Aenos belongs to the Pre-Apulian zone where thin to thick-bedded limestones of Upper Cretaceous age (100.5-66.00 million years) predominate, except the lower parts of Aenos southwestern slopes, where prevail Lower Cretaceous (145.0-100.5 million years) dolomites. Various fossils of marine organisms such as Foraminifers, Rudists, and Gastropods are preserved in these rocks. The most characteristic among Aenos fossils are rudists found in abundance at the Geosite of Rudists; they were pachyodont bivalves with unequal valves (Figure 1-3). The right valve was very developed and roughly conical (up to 1m long), while the left was much smaller. Rudists dominated and created extensive reefs during the Jurassic and Cretaceous, where they lived in colonies in the warm clear shallow waters of tropical and subtropical seas of Tethys (Figure 4-5). They became extinct at the end of the Cretaceous. The two most known families are the Hippuritidae and the Radiolitidae. Hippurites got their name from their shape resembling a horse's tail. Radiolites were bivalve similar to Hippurites, but more massive.

Simplified depictions of a rudist colony (above) and a rudist thanatocoenosis (below)
Figure 4 Simplified depictions of a rudist colony (above) and a rudist thanatocoenosis (below)
Simplified depiction of rudist colonies position in a reef palaeoenvironment
Figure 5. Simplified depiction of rudist colonies position in a reef palaeoenvironment

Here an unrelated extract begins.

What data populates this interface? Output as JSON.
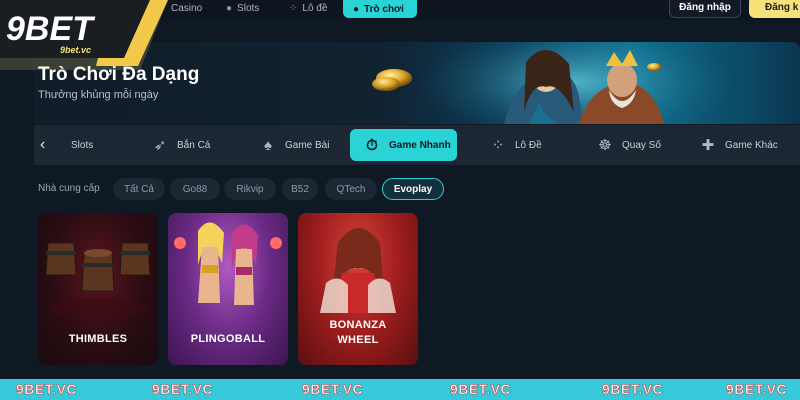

The national park of Mt. Aenos constitutes, without doubt, the most important and well-studied, protected area of Cephalonia island, with remarkable biodiversity. Looking around, one is easily convinced that the dominant feature of the area is the dense forest of the Cephalonian Fir (Abies cephalonica). In fact, this species was first described in 1832 from Cephalonia and is endemic to Greece. In the National Park, ca. 450 plant taxa have been described, among which two are stenotopic, endemic taxa of the higher altitudes of the National Park, i.e. the Cephalonian Violet (Viola cephalonica) and the Cephalonian Skullcap (Scutellaria rupestris subsp. cephalonica). Moreover, Ajuga orientalis subsp. aenesia is a Cephalonian endemic, with its largest sub-population at the nearby outpost of the forestry service. In general, many other taxa are rare/endemic plants of the Ionian region or of Greece. It should be noted that the National Park hosts a significant flora of orchids (ca. 25 taxa), some of which are Greek endemics. In addition, the mushroom diversity in the National Park is remarkable and some taxa of Mt. Aenos, constitute first reports for Greece! Regarding the fauna, the National Park supports a remarkable avifauna with over 100 species recorded so far, among them several birds of prey and a large number of passerine species. In fact, Montagu’s Harrier(Circus pygargus) is Critically Endangered for Greece, the Lanner Falcon (Falco biarmicus) and the Golden Eagle (Aquila chrysaetos) are Endangered, the Long-legged Buzzard (Buteo rufinus) and the Rock Partridge (Alectoris graeca) are Vulnerable and the Short-toed Snake-Eagle (Circaetus gallicus), the Eurasian Skylark (Alauda arvensis) and the Lesser Grey Shrike (Lanius minor) are Near Threatened. Fourteen reptiles have also been recorded in the National Park, such as the Ionian Wall Lizard Podarcis ionicus, which can easily be located in forest clearings, such as here etc. Regarding the mammals, perhaps the most bizarre-looking animal is the mole (Talpa stankovici), an underground-living species, which on Greek islands occurs only on Mt. Aenos and on Corfu Island.


placement of info-panel Rudists
Info-panel placed at Rudists Geosite on mount Aenos 


Πινακίδα Ερμηνείας στον Γεώτοπο Rudists
Geodiversity and Biodiversity Information on the info-panel at Rudists Geosite on mount Aenos